True confession: I understand Trump voters. I come from that place. We’re the same people who voted for Andrew Jackson—duel-fighter, bigamist, slaveholder, and native-killer. As a matter of fact, when I was a kid, we would go to his plantation in Nashville, Tennessee on Sunday afternoons. The Hermitage. The story of Jackson told us that—no matter how poor you were born—if you intimidate enough people and steal enough stuff, you too can be president! The duel-fighter, bigamist, slaveholder, and native-killer. became those words engraved on the walls of the Hermitage: “old soldier, patriot, and Christian.”

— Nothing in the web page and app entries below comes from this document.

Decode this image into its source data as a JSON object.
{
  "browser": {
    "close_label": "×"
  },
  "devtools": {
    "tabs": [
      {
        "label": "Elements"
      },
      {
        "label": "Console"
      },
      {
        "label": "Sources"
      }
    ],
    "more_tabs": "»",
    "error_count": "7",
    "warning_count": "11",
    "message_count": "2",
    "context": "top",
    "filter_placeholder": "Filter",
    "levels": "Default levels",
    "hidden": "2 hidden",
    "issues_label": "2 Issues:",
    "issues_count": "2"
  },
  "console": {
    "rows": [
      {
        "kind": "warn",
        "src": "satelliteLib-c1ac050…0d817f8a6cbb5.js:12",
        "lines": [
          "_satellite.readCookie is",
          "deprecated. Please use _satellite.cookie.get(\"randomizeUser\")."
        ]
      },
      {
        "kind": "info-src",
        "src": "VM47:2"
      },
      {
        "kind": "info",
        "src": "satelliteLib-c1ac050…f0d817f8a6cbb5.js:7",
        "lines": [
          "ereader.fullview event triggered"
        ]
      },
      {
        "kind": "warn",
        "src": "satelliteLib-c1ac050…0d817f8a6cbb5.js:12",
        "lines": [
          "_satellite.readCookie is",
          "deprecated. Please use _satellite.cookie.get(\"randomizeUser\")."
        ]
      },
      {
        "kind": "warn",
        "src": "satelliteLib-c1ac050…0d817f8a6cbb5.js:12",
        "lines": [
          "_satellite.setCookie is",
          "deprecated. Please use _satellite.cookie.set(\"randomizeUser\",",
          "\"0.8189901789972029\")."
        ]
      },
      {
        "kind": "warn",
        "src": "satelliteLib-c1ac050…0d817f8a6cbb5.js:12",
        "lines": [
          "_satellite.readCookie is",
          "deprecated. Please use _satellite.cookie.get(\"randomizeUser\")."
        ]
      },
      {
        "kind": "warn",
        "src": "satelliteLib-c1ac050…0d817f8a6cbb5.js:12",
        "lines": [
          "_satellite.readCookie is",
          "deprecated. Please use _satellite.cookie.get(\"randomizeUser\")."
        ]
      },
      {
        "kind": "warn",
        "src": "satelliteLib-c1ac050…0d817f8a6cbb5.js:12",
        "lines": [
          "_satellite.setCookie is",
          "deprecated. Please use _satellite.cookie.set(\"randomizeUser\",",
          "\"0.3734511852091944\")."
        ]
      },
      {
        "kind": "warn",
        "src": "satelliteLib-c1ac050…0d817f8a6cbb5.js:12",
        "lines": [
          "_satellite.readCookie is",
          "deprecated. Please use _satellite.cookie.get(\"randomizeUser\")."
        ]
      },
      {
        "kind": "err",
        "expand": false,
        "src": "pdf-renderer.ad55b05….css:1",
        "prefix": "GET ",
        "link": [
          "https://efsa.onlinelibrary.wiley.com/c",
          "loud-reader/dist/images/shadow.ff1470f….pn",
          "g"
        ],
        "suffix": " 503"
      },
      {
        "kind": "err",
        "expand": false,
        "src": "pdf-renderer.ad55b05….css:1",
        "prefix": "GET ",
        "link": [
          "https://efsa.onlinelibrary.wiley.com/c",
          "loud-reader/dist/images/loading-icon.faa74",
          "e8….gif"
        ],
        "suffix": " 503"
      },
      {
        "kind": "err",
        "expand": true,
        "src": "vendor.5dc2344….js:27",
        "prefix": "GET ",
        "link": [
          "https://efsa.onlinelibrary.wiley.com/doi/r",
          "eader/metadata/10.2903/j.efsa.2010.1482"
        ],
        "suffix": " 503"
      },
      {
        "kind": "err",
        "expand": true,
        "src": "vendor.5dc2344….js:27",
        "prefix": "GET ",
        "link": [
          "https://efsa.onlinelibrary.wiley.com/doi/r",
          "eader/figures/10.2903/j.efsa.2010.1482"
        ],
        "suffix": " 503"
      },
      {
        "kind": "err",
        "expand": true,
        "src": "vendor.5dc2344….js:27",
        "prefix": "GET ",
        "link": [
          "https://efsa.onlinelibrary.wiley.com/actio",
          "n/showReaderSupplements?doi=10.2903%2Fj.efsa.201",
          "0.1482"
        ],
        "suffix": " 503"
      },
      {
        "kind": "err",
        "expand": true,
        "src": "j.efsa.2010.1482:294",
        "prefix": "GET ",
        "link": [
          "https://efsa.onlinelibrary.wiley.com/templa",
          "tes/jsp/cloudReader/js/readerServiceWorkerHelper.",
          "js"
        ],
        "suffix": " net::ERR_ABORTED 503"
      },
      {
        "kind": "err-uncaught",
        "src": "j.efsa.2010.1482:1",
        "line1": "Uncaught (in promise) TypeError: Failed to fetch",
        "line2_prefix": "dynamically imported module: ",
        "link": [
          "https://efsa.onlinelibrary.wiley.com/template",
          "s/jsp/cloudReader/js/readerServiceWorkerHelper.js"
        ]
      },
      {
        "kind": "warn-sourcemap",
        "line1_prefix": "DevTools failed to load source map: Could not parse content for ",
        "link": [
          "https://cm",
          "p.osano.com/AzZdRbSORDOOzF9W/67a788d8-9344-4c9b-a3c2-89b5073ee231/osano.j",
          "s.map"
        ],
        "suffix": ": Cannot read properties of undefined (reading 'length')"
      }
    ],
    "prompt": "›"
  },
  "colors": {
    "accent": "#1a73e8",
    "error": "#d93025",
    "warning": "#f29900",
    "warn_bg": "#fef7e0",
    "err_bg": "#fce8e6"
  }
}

Poor Southern whites. Some of my forebears arrived on these shores when the poor houses of England were cleaned out and the refuse people got dumped here—“root, hog or die!” There’s a lot of people like me. We came here poor and unskilled and that’s how we remain. And yes, we cling to our traditions, which happen to center around guns and violence and hating everybody else, especially those immigrant groups that have come later and done better. And when you’ve been here for 250 years, that’s a fairly long list of people to hate!
I’m not sure exactly sure when it was that I decided not to be president, but somewhere back in my many years I decided not to pursue what William Faulkner often described as “perfidy.” Deciding not to live in that manner precluded, as I saw it, Jackson’s driving forces: militarism, patriotism, and Christianity.
That’s why I’m not voting for Trump. This old hillbilly isn’t living up to Andrew Jackson’s code.
But my Humanism isn’t about what I don’t believe. Or do believe, for that matter. Humanism to me is about actions and commitments. Central concerns. Humanism is about taking ownership of choices and consequences.
“The gods made me do it” is a very old excuse. Sure, the gods update their moral stances from time to time, but somehow they are always behind the curve in terms of the ethical thought of human beings. Odd, that. Many people in Jackson’s day knew that Andrew Jackson was wrong in his actions.
Given the state of the union in these days before yet another election, it might be time to give the gods a rest and think for ourselves. Take responsibility for our collective actions.
Here we are, living in post-industrial Capitalism. In a nation that has historically exploited both human and natural resources for the gain of a few people. Most of the land is stolen from people who were very nearly exterminated and do not today have full protection under the law. The early economy of the nation was based largely on slavery—from the profits of selling human beings, to the products they manufactured—cotton, sugar, and rum. That labor was stolen from people whose descendants remain marginalized.
Good “ol’ Old Hickory” Jackson remains a secular saint—“old soldier, patriot, and Christian.” His violence lives on in the myth of redemptive violence the US embraces. His economics are our economics, His symbol, the jackass, is still the symbol of the Democratic Party. The US still outsources its morality.